In line with Supreme Court’s verdict on Aadhaar in September 2018, the Unique Identification Authority of India (UIDAI) has told banks to continue with the Aadhaar-Enabled Payment System (AePS). The move came in after a few private banks suspend these services.
In September 2018, Supreme Court verdict stated that Aadhaar is mandatory only for filing income tax returns and for the allotment of PAN. It won’t be essential for opening bank accounts or getting SIM cards from telecom operators.
Thus, some lenders had suspended AePS operations setting aside mandatory linking of Aadhaar with bank accounts, under the state of confusion.
But UIDAI has now reiterated that direct benefit transfers (DBT) will continue to be Aadhaar-linked and thus banks can continue with the AePS facility.
“The AePS system ensures that the government benefits and subsidy money reach directly in beneficiaries’ hands and eliminates any diversion by ghosts and middlemen,” said UIDAI chief executive Ajay Bhushan Pandey.

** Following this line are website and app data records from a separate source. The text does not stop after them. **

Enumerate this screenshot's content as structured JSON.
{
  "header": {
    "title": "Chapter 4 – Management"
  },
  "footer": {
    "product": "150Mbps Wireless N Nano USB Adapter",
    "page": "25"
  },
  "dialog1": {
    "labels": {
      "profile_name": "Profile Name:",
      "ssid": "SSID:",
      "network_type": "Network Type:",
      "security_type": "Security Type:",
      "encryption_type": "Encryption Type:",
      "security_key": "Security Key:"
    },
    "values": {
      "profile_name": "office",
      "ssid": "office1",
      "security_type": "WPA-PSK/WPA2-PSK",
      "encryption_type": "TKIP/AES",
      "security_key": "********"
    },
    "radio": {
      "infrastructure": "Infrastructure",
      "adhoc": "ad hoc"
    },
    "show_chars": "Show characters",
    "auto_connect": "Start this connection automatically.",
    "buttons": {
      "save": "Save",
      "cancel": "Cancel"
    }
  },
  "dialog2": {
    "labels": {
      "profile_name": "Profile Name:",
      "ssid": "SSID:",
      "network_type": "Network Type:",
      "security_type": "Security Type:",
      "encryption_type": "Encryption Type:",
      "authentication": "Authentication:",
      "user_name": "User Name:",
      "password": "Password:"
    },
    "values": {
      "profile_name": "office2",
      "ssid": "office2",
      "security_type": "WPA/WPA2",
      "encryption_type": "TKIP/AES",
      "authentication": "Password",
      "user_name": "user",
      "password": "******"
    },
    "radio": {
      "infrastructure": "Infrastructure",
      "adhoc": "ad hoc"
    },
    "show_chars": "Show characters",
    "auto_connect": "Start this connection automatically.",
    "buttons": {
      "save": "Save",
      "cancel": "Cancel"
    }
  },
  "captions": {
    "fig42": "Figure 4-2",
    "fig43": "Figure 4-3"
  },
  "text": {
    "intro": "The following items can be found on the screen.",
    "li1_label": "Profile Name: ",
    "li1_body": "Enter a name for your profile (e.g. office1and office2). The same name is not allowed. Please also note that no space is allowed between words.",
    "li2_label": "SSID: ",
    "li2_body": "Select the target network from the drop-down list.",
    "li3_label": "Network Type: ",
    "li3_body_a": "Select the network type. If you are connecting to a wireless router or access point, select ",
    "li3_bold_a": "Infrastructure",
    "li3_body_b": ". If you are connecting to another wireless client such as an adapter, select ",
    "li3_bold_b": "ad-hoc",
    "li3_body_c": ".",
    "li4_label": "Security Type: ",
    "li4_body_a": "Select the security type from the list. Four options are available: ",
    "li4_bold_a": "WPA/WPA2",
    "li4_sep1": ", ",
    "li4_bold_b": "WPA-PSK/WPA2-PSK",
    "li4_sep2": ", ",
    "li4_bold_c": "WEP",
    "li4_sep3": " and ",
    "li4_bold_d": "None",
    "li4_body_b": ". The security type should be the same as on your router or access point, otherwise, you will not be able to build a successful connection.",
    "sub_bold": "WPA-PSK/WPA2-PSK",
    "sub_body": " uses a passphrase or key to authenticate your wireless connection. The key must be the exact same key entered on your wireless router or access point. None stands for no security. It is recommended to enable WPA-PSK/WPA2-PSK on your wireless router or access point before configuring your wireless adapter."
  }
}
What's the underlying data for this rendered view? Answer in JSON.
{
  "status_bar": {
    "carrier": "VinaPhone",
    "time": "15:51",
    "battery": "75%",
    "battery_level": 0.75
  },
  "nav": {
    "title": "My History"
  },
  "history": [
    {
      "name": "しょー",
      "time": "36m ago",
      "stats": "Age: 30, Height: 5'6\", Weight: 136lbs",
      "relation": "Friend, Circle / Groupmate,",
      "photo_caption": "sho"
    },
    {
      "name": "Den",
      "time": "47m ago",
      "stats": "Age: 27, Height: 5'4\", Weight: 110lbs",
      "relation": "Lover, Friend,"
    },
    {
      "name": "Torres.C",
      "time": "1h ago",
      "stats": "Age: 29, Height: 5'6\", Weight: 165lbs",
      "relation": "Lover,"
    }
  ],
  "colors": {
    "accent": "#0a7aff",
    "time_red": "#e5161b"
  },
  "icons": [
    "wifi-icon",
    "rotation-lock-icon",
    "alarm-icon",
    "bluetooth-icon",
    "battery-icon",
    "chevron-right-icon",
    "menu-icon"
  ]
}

Related Article: Supreme Court’s Judgement On Aadhaar May Affect Aadhaar Pay
Aadhaar Enabled Payment System: How It Works?
Aadhaar-Enabled Payment System is a system developed by the National Payments Corporation of India (NPCI) that allows people to carry out financial transactions on a Micro-ATM by furnishing just their Aadhaar number and verifying it with the help of their fingerprint/iris scan.
The only inputs required for a customer to do a transaction under this scenario are:-
- IIN (Identifying the Bank to which the customer is associated)
- Aadhaar Number
- Fingerprint captured during their enrollment
Most AePS transactions are made through either handheld devices provided by bank mitras or installed at public distribution system outlets. It offers services such as cash withdrawal, cash deposit, balance enquiry, aadhaar to aadhaar fund transfer, mini statement and best finger detection.
Current Status Of AePS Usage
Almost 140 Mn beneficiaries under the Pahal and Ujjwala schemes receive gas cylinder subsidies in their bank accounts every month. Out of 600K villages, only about 140K have bricks-and-mortar bank branches.
Beneficiaries of the rural jobs guarantee programme are able to withdraw wages in their villages through Aadhaar-enabled Payment System micro-ATMs.
Also, there is BHIM Aadhaar Pay, which is meant for merchants to receive digital payments from customers over the counter through Aadhaar authentication. It allows for any merchant associated with any acquiring bank on BHIM Aadhaar Pay service, to allow the merchant to accept payment from a customer of any bank, by authenticating the customer’s biometrics – currently only fingerprints, directly from the customer’s Aadhaar enabled bank account and receive the sale proceeds instantaneously directly into merchant’s own bank account.
According to reports, apart from being a payment platform, the government looking to use AEPS to generate demand for microloans as part of its financial inclusion outreach. Monthly AEPS transactions have risen tenfold to 124 Mn in June this year from 12 Mn in July 2016.
[The development was reported by ET.]